§ **Items from an interface collection**
══════════

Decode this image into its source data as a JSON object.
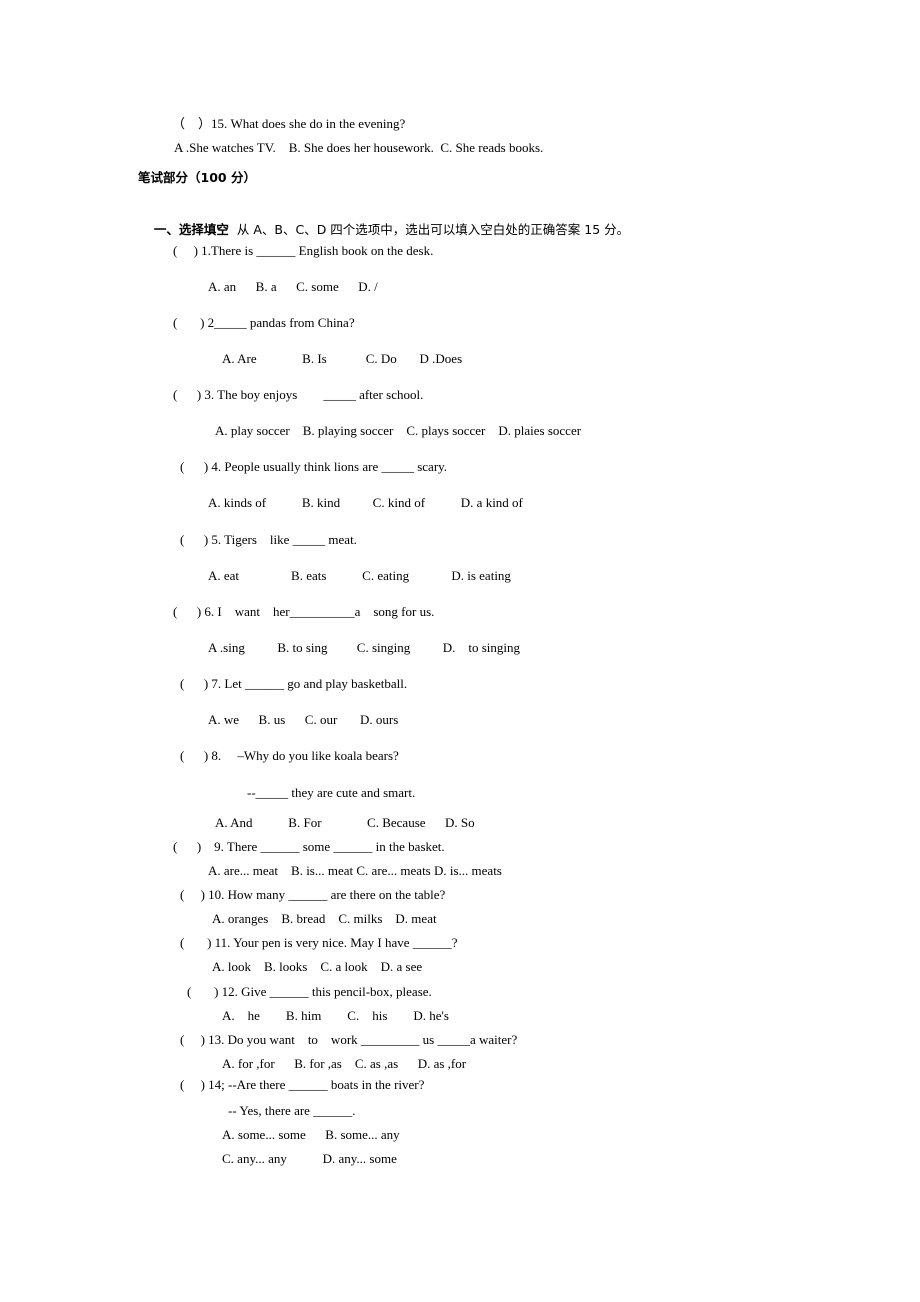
{
  "document": {
    "q15": {
      "stem": "（　）15. What does she do in the evening?",
      "options": "A .She watches TV.    B. She does her housework.  C. She reads books."
    },
    "section_title": "笔试部分（100 分）",
    "part1": {
      "heading": "一、选择填空",
      "instruction": "  从 A、B、C、D 四个选项中，选出可以填入空白处的正确答案 15 分。"
    },
    "questions": [
      {
        "stem": "(     ) 1.There is ______ English book on the desk.",
        "options": [
          "A. an      B. a      C. some      D. /"
        ]
      },
      {
        "stem": "(       ) 2_____ pandas from China?",
        "options": [
          "A. Are              B. Is            C. Do       D .Does"
        ]
      },
      {
        "stem": "(      ) 3. The boy enjoys        _____ after school.",
        "options": [
          "A. play soccer    B. playing soccer    C. plays soccer    D. plaies soccer"
        ]
      },
      {
        "stem": "(      ) 4. People usually think lions are _____ scary.",
        "options": [
          "A. kinds of           B. kind          C. kind of           D. a kind of"
        ]
      },
      {
        "stem": "(      ) 5. Tigers    like _____ meat.",
        "options": [
          "A. eat                B. eats           C. eating             D. is eating"
        ]
      },
      {
        "stem": "(      ) 6. I    want    her__________a    song for us.",
        "options": [
          "A .sing          B. to sing         C. singing          D.    to singing"
        ]
      },
      {
        "stem": "(      ) 7. Let ______ go and play basketball.",
        "options": [
          "A. we      B. us      C. our       D. ours"
        ]
      },
      {
        "stem": "(      ) 8.     –Why do you like koala bears?",
        "answer_line": "--_____ they are cute and smart.",
        "options": [
          "A. And           B. For              C. Because      D. So"
        ]
      },
      {
        "stem": "(      )    9. There ______ some ______ in the basket.",
        "options": [
          "A. are... meat    B. is... meat C. are... meats D. is... meats"
        ]
      },
      {
        "stem": "(     ) 10. How many ______ are there on the table?",
        "options": [
          "A. oranges    B. bread    C. milks    D. meat"
        ]
      },
      {
        "stem": "(       ) 11. Your pen is very nice. May I have ______?",
        "options": [
          "A. look    B. looks    C. a look    D. a see"
        ]
      },
      {
        "stem": "(       ) 12. Give ______ this pencil-box, please.",
        "options": [
          "A.    he        B. him        C.    his        D. he's"
        ]
      },
      {
        "stem": "(     ) 13. Do you want    to    work _________ us _____a waiter?",
        "options": [
          "A. for ,for      B. for ,as    C. as ,as      D. as ,for"
        ]
      },
      {
        "stem": "(     ) 14; --Are there ______ boats in the river?",
        "answer_line": "-- Yes, there are ______.",
        "options": [
          "A. some... some      B. some... any",
          "C. any... any           D. any... some"
        ]
      }
    ]
  }
}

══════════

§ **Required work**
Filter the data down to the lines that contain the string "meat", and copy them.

§ **Answer to this exercise**
        "stem": "(      ) 5. Tigers    like _____ meat.",
          "A. are... meat    B. is... meat C. are... meats D. is... meats"
          "A. oranges    B. bread    C. milks    D. meat"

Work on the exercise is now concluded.